● Goal of the exercise:
Reproduce every line in the material below that holds "title".
=-=-=
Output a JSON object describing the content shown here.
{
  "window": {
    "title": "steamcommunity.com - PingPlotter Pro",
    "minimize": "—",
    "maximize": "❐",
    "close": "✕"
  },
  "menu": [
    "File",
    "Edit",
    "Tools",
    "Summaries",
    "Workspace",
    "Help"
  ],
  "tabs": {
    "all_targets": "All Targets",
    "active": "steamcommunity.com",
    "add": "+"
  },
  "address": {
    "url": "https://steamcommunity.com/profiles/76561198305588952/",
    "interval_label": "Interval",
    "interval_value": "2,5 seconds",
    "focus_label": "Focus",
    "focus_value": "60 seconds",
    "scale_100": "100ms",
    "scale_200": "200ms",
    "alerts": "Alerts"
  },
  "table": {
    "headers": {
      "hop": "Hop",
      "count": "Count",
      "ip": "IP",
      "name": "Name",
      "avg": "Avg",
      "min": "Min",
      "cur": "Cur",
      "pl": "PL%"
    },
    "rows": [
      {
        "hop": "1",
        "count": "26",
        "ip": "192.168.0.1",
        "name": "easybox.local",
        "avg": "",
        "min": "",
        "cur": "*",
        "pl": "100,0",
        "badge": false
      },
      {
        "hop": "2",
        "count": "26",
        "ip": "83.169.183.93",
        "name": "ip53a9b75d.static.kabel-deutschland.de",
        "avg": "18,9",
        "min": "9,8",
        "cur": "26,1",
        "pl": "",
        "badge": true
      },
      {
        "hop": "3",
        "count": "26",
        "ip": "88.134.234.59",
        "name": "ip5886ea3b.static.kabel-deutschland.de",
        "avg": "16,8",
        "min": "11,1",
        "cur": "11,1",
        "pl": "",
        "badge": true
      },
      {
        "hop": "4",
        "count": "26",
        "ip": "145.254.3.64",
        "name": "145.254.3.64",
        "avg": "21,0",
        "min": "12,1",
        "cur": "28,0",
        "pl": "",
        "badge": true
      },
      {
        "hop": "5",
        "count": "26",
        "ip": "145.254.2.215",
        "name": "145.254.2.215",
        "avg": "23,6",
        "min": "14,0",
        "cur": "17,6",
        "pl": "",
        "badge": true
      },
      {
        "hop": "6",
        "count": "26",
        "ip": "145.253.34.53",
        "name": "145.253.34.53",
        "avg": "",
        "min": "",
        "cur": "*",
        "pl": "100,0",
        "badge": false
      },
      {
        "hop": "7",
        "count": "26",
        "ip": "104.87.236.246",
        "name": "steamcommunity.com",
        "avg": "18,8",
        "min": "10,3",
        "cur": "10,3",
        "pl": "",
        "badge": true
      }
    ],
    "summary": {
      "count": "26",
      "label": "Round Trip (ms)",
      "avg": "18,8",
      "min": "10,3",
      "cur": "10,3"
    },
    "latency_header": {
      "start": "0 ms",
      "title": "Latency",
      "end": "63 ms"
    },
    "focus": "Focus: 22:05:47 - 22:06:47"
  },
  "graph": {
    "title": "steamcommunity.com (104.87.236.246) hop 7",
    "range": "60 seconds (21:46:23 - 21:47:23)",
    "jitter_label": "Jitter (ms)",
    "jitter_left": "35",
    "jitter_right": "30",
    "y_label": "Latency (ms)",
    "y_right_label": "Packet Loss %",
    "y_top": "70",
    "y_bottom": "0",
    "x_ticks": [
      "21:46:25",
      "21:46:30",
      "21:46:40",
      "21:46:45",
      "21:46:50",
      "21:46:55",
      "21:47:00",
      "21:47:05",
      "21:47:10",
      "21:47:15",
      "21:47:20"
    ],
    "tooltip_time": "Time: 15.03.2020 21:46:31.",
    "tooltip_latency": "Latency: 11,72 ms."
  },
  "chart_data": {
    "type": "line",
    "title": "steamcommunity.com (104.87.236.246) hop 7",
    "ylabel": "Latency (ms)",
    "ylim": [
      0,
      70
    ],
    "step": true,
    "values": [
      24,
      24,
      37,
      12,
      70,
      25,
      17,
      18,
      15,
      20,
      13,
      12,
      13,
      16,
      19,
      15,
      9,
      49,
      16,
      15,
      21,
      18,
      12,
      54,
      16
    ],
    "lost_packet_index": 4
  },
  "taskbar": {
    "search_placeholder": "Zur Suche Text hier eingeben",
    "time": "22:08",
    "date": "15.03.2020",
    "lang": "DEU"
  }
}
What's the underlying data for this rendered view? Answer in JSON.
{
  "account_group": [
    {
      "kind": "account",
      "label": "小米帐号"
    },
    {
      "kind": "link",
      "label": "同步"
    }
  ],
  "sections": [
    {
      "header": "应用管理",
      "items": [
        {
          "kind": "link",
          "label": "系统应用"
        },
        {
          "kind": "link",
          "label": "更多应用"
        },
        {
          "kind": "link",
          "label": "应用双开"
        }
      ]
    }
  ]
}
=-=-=
● Completed task:
    "title": "steamcommunity.com - PingPlotter Pro",
      "title": "Latency",
    "title": "steamcommunity.com (104.87.236.246) hop 7",
    "title": "steamcommunity.com (104.87.236.246) hop 7",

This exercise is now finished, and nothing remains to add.